# EXERCISE AIM
Restate the records below word for word, leaving nothing out.

# TASK DATA
-----
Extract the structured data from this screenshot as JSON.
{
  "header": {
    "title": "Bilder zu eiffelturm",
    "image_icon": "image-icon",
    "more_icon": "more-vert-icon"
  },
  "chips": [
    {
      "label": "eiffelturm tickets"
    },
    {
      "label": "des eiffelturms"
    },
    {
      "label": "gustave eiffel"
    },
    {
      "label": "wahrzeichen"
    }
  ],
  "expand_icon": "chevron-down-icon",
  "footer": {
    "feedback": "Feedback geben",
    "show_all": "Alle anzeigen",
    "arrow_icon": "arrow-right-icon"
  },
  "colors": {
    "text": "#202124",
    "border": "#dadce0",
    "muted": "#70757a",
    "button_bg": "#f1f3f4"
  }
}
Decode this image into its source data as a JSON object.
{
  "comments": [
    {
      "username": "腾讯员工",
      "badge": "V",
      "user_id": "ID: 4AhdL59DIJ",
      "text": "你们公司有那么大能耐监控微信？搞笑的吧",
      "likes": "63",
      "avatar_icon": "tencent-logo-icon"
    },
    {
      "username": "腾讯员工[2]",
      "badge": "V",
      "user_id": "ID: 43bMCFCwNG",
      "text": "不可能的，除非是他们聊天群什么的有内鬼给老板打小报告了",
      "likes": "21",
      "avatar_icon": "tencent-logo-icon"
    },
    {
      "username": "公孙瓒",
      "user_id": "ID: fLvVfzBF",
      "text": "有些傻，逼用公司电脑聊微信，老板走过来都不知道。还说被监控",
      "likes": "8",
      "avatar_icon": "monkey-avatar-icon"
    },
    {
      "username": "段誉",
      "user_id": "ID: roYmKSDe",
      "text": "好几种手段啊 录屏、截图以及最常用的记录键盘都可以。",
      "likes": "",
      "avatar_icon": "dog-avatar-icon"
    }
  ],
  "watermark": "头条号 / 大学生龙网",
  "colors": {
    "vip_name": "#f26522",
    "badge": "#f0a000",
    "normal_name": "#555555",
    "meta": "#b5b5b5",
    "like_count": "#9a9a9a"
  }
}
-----
# WRITTEN ANSWER
Extract the structured data from this screenshot as JSON.
{
  "header": {
    "title": "Bilder zu eiffelturm",
    "image_icon": "image-icon",
    "more_icon": "more-vert-icon"
  },
  "chips": [
    {
      "label": "eiffelturm tickets"
    },
    {
      "label": "des eiffelturms"
    },
    {
      "label": "gustave eiffel"
    },
    {
      "label": "wahrzeichen"
    }
  ],
  "expand_icon": "chevron-down-icon",
  "footer": {
    "feedback": "Feedback geben",
    "show_all": "Alle anzeigen",
    "arrow_icon": "arrow-right-icon"
  },
  "colors": {
    "text": "#202124",
    "border": "#dadce0",
    "muted": "#70757a",
    "button_bg": "#f1f3f4"
  }
}
Decode this image into its source data as a JSON object.
{
  "comments": [
    {
      "username": "腾讯员工",
      "badge": "V",
      "user_id": "ID: 4AhdL59DIJ",
      "text": "你们公司有那么大能耐监控微信？搞笑的吧",
      "likes": "63",
      "avatar_icon": "tencent-logo-icon"
    },
    {
      "username": "腾讯员工[2]",
      "badge": "V",
      "user_id": "ID: 43bMCFCwNG",
      "text": "不可能的，除非是他们聊天群什么的有内鬼给老板打小报告了",
      "likes": "21",
      "avatar_icon": "tencent-logo-icon"
    },
    {
      "username": "公孙瓒",
      "user_id": "ID: fLvVfzBF",
      "text": "有些傻，逼用公司电脑聊微信，老板走过来都不知道。还说被监控",
      "likes": "8",
      "avatar_icon": "monkey-avatar-icon"
    },
    {
      "username": "段誉",
      "user_id": "ID: roYmKSDe",
      "text": "好几种手段啊 录屏、截图以及最常用的记录键盘都可以。",
      "likes": "",
      "avatar_icon": "dog-avatar-icon"
    }
  ],
  "watermark": "头条号 / 大学生龙网",
  "colors": {
    "vip_name": "#f26522",
    "badge": "#f0a000",
    "normal_name": "#555555",
    "meta": "#b5b5b5",
    "like_count": "#9a9a9a"
  }
}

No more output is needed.